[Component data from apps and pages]
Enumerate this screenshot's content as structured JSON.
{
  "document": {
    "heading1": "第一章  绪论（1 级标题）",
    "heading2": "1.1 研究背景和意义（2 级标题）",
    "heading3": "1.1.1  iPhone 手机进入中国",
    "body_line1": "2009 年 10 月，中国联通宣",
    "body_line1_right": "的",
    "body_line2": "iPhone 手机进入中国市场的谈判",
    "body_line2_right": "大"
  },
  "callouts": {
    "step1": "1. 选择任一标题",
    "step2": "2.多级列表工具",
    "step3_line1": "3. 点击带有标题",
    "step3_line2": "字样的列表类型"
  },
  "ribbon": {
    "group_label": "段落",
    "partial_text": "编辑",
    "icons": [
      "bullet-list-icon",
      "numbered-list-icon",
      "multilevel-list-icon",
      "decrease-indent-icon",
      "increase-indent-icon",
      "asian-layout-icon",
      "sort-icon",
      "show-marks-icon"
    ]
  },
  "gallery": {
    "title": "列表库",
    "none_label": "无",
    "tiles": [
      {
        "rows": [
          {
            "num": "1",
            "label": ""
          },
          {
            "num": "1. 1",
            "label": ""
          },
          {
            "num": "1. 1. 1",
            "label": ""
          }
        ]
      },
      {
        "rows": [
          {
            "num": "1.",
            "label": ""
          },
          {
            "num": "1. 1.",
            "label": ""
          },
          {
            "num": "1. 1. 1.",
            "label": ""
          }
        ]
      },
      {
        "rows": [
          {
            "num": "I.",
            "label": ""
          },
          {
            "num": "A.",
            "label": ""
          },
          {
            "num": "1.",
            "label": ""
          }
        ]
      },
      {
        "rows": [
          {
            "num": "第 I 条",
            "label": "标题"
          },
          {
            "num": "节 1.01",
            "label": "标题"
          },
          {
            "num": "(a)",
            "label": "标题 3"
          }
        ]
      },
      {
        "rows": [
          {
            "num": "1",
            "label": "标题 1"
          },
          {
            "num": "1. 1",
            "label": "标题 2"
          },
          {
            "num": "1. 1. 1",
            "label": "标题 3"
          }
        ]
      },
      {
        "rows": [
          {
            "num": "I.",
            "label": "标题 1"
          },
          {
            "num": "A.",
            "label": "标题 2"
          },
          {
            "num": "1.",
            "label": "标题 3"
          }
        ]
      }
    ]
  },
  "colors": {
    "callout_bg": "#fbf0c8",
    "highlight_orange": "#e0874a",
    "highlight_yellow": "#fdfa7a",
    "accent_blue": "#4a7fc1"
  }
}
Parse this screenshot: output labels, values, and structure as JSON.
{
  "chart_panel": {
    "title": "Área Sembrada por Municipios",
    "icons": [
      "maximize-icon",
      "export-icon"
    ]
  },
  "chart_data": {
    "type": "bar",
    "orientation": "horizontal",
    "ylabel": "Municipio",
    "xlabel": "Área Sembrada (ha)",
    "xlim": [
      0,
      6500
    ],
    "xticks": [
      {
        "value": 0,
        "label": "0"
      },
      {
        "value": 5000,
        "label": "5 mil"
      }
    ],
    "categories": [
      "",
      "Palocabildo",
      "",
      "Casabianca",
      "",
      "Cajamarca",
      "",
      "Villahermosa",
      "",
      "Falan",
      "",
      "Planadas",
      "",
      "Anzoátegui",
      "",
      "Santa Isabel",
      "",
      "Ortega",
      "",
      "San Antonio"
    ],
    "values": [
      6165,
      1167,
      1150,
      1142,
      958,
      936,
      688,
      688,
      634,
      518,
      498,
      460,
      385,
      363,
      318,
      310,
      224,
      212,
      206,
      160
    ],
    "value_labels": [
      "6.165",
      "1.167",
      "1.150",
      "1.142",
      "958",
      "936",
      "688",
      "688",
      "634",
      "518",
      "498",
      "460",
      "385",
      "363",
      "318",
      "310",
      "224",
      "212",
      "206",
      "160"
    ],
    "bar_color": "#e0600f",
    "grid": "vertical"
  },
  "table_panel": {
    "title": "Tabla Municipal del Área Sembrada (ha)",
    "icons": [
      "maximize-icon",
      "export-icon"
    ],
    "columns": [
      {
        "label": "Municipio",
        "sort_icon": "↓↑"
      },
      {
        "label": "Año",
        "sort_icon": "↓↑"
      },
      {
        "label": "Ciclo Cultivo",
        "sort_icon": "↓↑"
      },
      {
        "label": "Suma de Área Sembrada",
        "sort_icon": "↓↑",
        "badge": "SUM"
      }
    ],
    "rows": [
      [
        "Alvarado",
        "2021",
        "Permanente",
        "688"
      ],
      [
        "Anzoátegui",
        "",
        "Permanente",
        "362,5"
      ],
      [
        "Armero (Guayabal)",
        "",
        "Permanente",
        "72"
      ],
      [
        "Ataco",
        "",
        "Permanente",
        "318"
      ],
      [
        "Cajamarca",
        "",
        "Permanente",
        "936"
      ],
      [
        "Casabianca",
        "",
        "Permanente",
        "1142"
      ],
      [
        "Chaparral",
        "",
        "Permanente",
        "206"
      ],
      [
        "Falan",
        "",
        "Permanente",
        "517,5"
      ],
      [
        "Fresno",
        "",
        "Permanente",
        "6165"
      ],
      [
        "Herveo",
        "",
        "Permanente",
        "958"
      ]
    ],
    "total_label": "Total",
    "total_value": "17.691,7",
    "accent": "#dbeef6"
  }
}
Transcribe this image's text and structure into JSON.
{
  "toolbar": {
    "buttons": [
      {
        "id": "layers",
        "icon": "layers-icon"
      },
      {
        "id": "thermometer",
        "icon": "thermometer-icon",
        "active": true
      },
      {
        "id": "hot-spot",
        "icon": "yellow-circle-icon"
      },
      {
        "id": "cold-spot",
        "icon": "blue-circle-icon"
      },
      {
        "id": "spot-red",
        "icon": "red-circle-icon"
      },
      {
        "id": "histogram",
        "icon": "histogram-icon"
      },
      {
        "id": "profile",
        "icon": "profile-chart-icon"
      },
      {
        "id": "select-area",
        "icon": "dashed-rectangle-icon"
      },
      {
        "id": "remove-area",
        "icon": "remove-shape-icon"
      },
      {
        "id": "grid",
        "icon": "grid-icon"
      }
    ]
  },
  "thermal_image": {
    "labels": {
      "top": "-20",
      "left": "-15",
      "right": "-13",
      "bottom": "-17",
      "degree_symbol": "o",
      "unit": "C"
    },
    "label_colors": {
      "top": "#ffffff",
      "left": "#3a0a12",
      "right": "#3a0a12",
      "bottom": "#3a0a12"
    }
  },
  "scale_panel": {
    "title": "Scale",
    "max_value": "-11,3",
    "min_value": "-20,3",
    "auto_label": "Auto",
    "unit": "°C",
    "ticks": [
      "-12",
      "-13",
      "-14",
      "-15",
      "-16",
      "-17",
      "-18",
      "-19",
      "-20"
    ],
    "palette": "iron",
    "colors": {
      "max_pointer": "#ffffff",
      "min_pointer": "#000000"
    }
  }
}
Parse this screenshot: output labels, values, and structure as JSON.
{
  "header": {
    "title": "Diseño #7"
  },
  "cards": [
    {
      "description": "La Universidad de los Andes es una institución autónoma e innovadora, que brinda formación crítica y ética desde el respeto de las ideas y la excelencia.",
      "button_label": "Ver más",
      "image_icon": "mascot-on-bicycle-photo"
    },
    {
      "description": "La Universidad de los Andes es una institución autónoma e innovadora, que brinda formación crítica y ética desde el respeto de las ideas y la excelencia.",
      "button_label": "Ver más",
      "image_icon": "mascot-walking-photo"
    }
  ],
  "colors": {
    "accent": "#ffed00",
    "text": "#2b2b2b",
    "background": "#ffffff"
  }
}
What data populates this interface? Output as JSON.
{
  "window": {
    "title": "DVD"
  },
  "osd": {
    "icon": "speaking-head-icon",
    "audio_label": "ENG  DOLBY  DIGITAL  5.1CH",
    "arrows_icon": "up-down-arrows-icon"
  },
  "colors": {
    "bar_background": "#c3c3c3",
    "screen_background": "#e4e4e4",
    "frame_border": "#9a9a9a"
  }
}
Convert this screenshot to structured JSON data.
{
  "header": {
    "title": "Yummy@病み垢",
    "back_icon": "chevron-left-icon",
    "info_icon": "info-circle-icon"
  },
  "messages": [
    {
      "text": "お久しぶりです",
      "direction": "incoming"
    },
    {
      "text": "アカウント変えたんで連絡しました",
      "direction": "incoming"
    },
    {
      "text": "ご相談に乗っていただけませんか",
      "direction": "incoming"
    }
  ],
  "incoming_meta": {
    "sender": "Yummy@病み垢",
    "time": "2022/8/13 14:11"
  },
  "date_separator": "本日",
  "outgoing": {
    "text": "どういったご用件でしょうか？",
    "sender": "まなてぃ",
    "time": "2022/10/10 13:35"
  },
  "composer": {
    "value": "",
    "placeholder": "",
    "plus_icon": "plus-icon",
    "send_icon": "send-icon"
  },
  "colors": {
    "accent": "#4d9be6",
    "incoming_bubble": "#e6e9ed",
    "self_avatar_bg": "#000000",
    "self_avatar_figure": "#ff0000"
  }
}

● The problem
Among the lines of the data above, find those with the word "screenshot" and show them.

● Output
Enumerate this screenshot's content as structured JSON.
Parse this screenshot: output labels, values, and structure as JSON.
Parse this screenshot: output labels, values, and structure as JSON.
Convert this screenshot to structured JSON data.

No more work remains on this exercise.